Try it >> Restate the data below word for word, and let no image into your version.

(App and web page records)
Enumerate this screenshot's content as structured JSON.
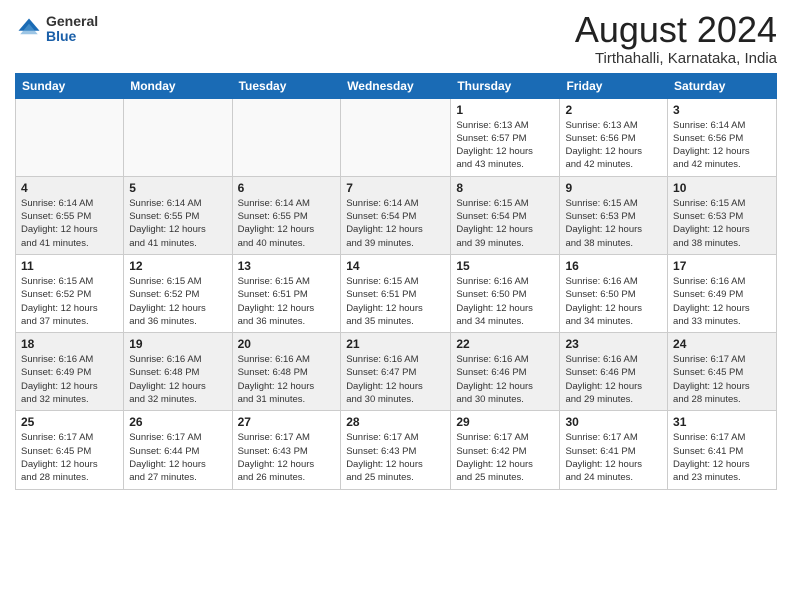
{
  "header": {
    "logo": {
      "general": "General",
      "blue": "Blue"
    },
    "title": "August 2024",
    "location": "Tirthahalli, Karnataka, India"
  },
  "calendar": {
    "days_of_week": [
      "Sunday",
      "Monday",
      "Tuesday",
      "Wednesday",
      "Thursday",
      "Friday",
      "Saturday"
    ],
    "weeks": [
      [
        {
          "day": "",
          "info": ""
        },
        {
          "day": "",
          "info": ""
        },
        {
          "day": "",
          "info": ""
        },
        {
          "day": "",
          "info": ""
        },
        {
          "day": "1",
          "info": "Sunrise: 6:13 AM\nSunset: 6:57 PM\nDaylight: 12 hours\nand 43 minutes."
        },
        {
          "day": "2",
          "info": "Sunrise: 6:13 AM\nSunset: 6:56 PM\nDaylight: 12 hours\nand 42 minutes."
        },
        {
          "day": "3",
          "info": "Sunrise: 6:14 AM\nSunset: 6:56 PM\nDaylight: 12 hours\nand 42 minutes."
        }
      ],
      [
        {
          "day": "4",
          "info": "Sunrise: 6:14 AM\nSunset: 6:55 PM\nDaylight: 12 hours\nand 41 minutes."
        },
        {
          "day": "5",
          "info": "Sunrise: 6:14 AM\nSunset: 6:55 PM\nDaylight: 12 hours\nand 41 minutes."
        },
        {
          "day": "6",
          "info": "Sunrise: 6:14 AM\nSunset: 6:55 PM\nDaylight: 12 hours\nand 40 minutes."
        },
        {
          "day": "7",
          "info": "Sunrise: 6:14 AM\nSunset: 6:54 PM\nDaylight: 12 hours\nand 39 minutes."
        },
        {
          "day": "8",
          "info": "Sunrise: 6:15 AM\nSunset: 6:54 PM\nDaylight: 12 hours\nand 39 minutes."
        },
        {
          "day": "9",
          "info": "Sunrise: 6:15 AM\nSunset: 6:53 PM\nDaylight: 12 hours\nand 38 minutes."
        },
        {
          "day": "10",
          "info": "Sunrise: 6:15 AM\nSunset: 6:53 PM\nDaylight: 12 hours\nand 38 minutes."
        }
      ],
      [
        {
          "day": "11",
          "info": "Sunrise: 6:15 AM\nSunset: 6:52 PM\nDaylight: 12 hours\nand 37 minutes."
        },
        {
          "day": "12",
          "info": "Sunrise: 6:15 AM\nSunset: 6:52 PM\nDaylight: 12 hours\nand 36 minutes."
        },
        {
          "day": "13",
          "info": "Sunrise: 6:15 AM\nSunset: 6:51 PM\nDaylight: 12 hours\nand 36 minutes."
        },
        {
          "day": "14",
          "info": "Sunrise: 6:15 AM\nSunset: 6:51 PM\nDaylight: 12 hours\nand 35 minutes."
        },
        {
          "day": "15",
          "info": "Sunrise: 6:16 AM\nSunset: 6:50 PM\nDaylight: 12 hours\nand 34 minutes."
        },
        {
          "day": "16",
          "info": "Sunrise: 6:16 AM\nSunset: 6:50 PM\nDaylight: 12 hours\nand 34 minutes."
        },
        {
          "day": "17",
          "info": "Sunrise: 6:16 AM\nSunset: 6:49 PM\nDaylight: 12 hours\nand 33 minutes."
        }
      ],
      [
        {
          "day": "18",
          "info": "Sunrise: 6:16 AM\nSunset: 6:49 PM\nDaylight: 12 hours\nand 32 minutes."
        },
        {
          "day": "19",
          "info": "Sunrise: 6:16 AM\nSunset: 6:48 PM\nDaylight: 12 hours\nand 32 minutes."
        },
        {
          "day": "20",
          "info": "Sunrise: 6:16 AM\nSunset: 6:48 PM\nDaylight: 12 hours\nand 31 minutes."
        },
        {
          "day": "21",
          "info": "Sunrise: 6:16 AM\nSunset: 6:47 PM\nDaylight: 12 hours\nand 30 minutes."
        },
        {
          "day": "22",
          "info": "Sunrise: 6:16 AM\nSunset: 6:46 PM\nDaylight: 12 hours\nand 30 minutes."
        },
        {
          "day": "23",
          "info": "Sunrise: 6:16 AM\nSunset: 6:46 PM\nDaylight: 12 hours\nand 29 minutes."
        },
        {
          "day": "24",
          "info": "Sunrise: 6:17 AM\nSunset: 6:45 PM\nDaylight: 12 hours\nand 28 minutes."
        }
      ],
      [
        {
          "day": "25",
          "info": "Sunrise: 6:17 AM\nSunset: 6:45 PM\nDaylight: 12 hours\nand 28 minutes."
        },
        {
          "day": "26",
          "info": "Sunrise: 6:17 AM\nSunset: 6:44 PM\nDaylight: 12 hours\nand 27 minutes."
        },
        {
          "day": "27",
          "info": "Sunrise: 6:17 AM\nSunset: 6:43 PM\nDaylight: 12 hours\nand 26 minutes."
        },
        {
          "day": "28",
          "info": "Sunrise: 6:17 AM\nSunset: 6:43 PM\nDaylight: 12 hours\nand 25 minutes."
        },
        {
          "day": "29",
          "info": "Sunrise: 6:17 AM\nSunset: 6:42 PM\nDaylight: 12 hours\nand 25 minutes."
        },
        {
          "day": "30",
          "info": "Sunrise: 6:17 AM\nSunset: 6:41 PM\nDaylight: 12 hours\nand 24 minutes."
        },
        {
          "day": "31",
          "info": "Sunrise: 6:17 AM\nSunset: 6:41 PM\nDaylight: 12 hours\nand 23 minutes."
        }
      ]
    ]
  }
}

Answer to this problem >>
Enumerate this screenshot's content as structured JSON.
{
  "header": {
    "logo": {
      "general": "General",
      "blue": "Blue"
    },
    "title": "August 2024",
    "location": "Tirthahalli, Karnataka, India"
  },
  "calendar": {
    "days_of_week": [
      "Sunday",
      "Monday",
      "Tuesday",
      "Wednesday",
      "Thursday",
      "Friday",
      "Saturday"
    ],
    "weeks": [
      [
        {
          "day": "",
          "info": ""
        },
        {
          "day": "",
          "info": ""
        },
        {
          "day": "",
          "info": ""
        },
        {
          "day": "",
          "info": ""
        },
        {
          "day": "1",
          "info": "Sunrise: 6:13 AM\nSunset: 6:57 PM\nDaylight: 12 hours\nand 43 minutes."
        },
        {
          "day": "2",
          "info": "Sunrise: 6:13 AM\nSunset: 6:56 PM\nDaylight: 12 hours\nand 42 minutes."
        },
        {
          "day": "3",
          "info": "Sunrise: 6:14 AM\nSunset: 6:56 PM\nDaylight: 12 hours\nand 42 minutes."
        }
      ],
      [
        {
          "day": "4",
          "info": "Sunrise: 6:14 AM\nSunset: 6:55 PM\nDaylight: 12 hours\nand 41 minutes."
        },
        {
          "day": "5",
          "info": "Sunrise: 6:14 AM\nSunset: 6:55 PM\nDaylight: 12 hours\nand 41 minutes."
        },
        {
          "day": "6",
          "info": "Sunrise: 6:14 AM\nSunset: 6:55 PM\nDaylight: 12 hours\nand 40 minutes."
        },
        {
          "day": "7",
          "info": "Sunrise: 6:14 AM\nSunset: 6:54 PM\nDaylight: 12 hours\nand 39 minutes."
        },
        {
          "day": "8",
          "info": "Sunrise: 6:15 AM\nSunset: 6:54 PM\nDaylight: 12 hours\nand 39 minutes."
        },
        {
          "day": "9",
          "info": "Sunrise: 6:15 AM\nSunset: 6:53 PM\nDaylight: 12 hours\nand 38 minutes."
        },
        {
          "day": "10",
          "info": "Sunrise: 6:15 AM\nSunset: 6:53 PM\nDaylight: 12 hours\nand 38 minutes."
        }
      ],
      [
        {
          "day": "11",
          "info": "Sunrise: 6:15 AM\nSunset: 6:52 PM\nDaylight: 12 hours\nand 37 minutes."
        },
        {
          "day": "12",
          "info": "Sunrise: 6:15 AM\nSunset: 6:52 PM\nDaylight: 12 hours\nand 36 minutes."
        },
        {
          "day": "13",
          "info": "Sunrise: 6:15 AM\nSunset: 6:51 PM\nDaylight: 12 hours\nand 36 minutes."
        },
        {
          "day": "14",
          "info": "Sunrise: 6:15 AM\nSunset: 6:51 PM\nDaylight: 12 hours\nand 35 minutes."
        },
        {
          "day": "15",
          "info": "Sunrise: 6:16 AM\nSunset: 6:50 PM\nDaylight: 12 hours\nand 34 minutes."
        },
        {
          "day": "16",
          "info": "Sunrise: 6:16 AM\nSunset: 6:50 PM\nDaylight: 12 hours\nand 34 minutes."
        },
        {
          "day": "17",
          "info": "Sunrise: 6:16 AM\nSunset: 6:49 PM\nDaylight: 12 hours\nand 33 minutes."
        }
      ],
      [
        {
          "day": "18",
          "info": "Sunrise: 6:16 AM\nSunset: 6:49 PM\nDaylight: 12 hours\nand 32 minutes."
        },
        {
          "day": "19",
          "info": "Sunrise: 6:16 AM\nSunset: 6:48 PM\nDaylight: 12 hours\nand 32 minutes."
        },
        {
          "day": "20",
          "info": "Sunrise: 6:16 AM\nSunset: 6:48 PM\nDaylight: 12 hours\nand 31 minutes."
        },
        {
          "day": "21",
          "info": "Sunrise: 6:16 AM\nSunset: 6:47 PM\nDaylight: 12 hours\nand 30 minutes."
        },
        {
          "day": "22",
          "info": "Sunrise: 6:16 AM\nSunset: 6:46 PM\nDaylight: 12 hours\nand 30 minutes."
        },
        {
          "day": "23",
          "info": "Sunrise: 6:16 AM\nSunset: 6:46 PM\nDaylight: 12 hours\nand 29 minutes."
        },
        {
          "day": "24",
          "info": "Sunrise: 6:17 AM\nSunset: 6:45 PM\nDaylight: 12 hours\nand 28 minutes."
        }
      ],
      [
        {
          "day": "25",
          "info": "Sunrise: 6:17 AM\nSunset: 6:45 PM\nDaylight: 12 hours\nand 28 minutes."
        },
        {
          "day": "26",
          "info": "Sunrise: 6:17 AM\nSunset: 6:44 PM\nDaylight: 12 hours\nand 27 minutes."
        },
        {
          "day": "27",
          "info": "Sunrise: 6:17 AM\nSunset: 6:43 PM\nDaylight: 12 hours\nand 26 minutes."
        },
        {
          "day": "28",
          "info": "Sunrise: 6:17 AM\nSunset: 6:43 PM\nDaylight: 12 hours\nand 25 minutes."
        },
        {
          "day": "29",
          "info": "Sunrise: 6:17 AM\nSunset: 6:42 PM\nDaylight: 12 hours\nand 25 minutes."
        },
        {
          "day": "30",
          "info": "Sunrise: 6:17 AM\nSunset: 6:41 PM\nDaylight: 12 hours\nand 24 minutes."
        },
        {
          "day": "31",
          "info": "Sunrise: 6:17 AM\nSunset: 6:41 PM\nDaylight: 12 hours\nand 23 minutes."
        }
      ]
    ]
  }
}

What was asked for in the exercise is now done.